Glenearn ran a ferry service for several weeks after D-Day, bringing in reinforcements and supplies and repatriating the wounded, before being transferred to join Glengyle, by then serving in the British Pacific Fleet.
As the two ships were returned to their owners in 1946, Field Marshal Montgomery wrote of the “superb gallantry and devotion to duty of those who served in ships like the Glengyle, whose ship’s company are a shining example of what can be done by human endeavour in time of war.”
Glengyle was scrapped in 1971 while Glenearn, having survived a bombing attack by communist Chinese aircraft off Formosa in 1950, met her date with the scrap man in 1970.
The surviving model, however, is the next best thing to the ships themselves.
“The bottom line is that these two ships had an extraordinary wartime record which was referred to by Montgomery,” says Andrew.
“Nothing else that was built in Dundee comes close and this model is, in a way, all we have left of the most significant ships ever built on the shores of the Tay.
“So it would be a crying shame if it is not brought home to represent both the work of the yard and the story of these ships – the story we could tell, the interpretation we could do on these two ships, is phenomenal.”
Model is a ‘work of art’
Jack Reilly, who brought out the first edition of his popular book The Caledon Shipyard in 2012, describes the model as “just a work of art”.
The Dundee-born great grandfather of three and grandfather of six, who grew up in the Hilltown, started as an apprentice at Caledon aged 15.
During his apprenticeship he got into the engineering drawing office and then later the design and estimating office.
After a spell at sea as an engineering officer with Royal Mail Lines, he returned to Caledon as assistant chief of the design and engineering department before being promoted to department chief by the age of 25.
In 1972, he was promoted to technical manager, remaining in position until Caledon closed in 1981.
“There are a few models in the McManus which I was involved in getting,” says the 81-year-old, who, in 1992, went on to become director of shipbuilding and head of security at Malaysia Shipbuilding & Engineering Company in the state of Johor, Malaysia, before returning to the UK in 2000.
“But of all the models I’ve seen around the world, this is the most impressive.”

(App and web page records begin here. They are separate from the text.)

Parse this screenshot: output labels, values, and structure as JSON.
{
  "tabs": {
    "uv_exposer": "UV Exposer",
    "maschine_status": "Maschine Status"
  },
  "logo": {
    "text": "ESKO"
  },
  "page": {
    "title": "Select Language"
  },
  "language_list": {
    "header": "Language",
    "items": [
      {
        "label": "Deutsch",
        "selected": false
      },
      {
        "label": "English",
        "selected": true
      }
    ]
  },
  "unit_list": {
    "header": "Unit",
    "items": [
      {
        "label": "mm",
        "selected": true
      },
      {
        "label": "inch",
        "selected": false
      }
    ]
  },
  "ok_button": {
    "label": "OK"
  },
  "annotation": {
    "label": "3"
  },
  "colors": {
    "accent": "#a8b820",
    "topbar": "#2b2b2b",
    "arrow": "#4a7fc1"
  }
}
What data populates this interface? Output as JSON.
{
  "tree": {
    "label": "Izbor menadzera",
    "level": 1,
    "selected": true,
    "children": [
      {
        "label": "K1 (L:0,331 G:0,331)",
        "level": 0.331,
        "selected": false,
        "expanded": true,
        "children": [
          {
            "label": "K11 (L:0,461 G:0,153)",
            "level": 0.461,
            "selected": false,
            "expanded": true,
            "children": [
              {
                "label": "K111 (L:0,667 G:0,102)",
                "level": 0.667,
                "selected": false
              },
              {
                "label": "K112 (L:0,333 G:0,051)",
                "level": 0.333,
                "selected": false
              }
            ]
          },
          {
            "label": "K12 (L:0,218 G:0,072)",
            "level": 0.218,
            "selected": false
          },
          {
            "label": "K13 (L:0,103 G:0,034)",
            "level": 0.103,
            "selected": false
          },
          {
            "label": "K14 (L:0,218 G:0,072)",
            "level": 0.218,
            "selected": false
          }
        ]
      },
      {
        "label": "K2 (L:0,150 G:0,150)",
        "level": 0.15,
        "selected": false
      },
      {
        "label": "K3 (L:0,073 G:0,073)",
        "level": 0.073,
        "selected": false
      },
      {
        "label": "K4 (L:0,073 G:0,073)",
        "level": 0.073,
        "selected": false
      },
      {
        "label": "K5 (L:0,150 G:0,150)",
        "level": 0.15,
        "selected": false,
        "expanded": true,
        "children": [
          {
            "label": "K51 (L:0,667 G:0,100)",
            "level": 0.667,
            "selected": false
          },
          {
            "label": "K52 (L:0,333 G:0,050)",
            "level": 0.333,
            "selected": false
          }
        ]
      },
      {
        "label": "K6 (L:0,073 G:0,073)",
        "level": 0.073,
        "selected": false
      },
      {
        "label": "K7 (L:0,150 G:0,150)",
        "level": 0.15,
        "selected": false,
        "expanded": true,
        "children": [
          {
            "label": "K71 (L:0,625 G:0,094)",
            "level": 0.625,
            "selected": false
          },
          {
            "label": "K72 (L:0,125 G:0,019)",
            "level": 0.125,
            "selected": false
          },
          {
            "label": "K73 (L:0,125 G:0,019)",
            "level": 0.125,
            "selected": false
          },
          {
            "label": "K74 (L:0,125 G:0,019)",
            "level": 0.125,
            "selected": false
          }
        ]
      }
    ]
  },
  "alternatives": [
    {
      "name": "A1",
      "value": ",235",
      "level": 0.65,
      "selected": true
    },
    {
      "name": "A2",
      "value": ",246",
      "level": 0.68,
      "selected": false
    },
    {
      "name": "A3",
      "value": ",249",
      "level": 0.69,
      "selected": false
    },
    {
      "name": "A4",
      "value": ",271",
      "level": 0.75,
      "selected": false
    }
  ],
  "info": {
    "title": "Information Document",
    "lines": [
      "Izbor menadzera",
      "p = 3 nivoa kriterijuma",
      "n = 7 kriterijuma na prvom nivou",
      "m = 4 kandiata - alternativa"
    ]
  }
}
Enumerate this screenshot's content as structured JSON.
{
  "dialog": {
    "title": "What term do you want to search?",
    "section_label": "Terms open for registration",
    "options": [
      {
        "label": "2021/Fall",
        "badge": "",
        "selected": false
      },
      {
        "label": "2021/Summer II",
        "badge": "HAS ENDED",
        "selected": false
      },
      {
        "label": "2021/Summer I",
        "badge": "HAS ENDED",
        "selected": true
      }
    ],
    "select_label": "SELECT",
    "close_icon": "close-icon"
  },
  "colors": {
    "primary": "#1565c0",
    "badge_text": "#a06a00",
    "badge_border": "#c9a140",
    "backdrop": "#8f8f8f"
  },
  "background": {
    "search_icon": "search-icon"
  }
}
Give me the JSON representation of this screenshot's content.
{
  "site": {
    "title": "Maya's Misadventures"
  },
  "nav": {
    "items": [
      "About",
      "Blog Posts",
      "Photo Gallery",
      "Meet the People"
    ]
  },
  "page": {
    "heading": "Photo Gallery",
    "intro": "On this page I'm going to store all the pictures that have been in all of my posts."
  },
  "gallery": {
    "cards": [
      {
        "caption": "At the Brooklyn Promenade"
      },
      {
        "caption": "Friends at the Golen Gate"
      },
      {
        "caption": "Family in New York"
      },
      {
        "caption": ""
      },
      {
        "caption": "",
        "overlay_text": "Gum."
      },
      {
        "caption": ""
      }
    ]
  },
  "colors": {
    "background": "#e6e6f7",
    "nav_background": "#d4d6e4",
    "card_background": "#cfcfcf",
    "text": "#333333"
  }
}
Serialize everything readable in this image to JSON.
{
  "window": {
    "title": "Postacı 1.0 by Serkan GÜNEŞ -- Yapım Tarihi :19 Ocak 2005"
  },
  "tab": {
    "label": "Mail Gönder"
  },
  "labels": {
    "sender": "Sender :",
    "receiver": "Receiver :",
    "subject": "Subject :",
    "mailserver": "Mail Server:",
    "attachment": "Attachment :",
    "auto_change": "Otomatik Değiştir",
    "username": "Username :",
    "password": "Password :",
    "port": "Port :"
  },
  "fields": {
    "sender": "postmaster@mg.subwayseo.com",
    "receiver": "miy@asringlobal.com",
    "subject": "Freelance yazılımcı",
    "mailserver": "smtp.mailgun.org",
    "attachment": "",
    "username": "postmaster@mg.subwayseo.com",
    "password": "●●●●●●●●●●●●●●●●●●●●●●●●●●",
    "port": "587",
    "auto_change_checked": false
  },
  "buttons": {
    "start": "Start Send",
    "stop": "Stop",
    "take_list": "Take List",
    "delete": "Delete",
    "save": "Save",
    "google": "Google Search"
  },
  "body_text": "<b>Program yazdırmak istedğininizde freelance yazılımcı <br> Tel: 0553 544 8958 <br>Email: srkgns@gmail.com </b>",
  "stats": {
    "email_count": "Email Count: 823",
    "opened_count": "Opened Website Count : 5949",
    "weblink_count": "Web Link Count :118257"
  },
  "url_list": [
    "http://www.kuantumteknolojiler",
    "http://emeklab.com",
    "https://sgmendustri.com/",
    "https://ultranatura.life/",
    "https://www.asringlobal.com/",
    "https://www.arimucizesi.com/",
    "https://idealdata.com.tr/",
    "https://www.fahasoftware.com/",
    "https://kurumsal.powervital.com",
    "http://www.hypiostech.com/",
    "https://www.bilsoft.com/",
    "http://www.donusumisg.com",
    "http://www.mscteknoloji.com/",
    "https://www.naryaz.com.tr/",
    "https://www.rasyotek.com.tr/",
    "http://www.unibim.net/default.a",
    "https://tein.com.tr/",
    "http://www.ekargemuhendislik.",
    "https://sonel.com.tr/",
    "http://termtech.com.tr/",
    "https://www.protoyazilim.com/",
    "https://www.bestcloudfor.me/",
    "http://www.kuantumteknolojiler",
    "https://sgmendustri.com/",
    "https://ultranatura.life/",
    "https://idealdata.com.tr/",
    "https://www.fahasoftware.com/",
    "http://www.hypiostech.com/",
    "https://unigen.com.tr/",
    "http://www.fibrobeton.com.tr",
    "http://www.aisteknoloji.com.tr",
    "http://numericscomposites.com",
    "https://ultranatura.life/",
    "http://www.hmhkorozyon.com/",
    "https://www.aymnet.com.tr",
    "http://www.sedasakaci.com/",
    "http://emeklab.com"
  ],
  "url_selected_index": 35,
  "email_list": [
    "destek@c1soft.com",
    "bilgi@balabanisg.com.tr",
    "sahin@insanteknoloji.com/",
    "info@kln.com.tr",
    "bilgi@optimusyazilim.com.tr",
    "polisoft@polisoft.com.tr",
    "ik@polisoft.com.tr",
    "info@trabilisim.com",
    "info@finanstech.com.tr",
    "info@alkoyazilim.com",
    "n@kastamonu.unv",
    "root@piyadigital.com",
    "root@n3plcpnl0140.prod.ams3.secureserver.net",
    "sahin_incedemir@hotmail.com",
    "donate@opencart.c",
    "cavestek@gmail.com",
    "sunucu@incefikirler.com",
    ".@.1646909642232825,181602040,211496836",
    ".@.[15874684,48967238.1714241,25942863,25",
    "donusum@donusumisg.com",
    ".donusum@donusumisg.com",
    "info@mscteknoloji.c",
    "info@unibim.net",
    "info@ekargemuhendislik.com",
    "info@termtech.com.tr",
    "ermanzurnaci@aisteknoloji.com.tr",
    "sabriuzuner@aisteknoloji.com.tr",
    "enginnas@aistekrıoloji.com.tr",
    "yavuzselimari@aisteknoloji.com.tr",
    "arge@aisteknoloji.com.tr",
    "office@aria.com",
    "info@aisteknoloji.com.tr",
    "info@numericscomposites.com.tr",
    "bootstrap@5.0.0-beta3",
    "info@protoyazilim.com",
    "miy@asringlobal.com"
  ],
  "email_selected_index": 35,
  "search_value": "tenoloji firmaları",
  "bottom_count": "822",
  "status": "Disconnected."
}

Judging by the feedback to his book, which saw its expanded fifth edition come out last year, and which is for sale at the McManus, he knows there’s huge fascination about the legacy of Caledon and the human tales of those who worked there in the city and beyond.
If there’s to be a sixth edition of his book in future, however, he hopes it’ll include a section detailing how the magnificent model of the Glenearn has finally “come home”!
National Maritime Museum position
A spokesperson for The National Maritime Museum told The Courier they have not been officially approached regarding the loan of the shipyard model of the cargo and passenger liner TSMV Glenearn.
“Currently, the model can be viewed at No1 Smithery Store at The Historic Dockyard Chatham, via the glassed public corridor,” the spokesperson added.
“The model can also be viewed in detail by appointment”.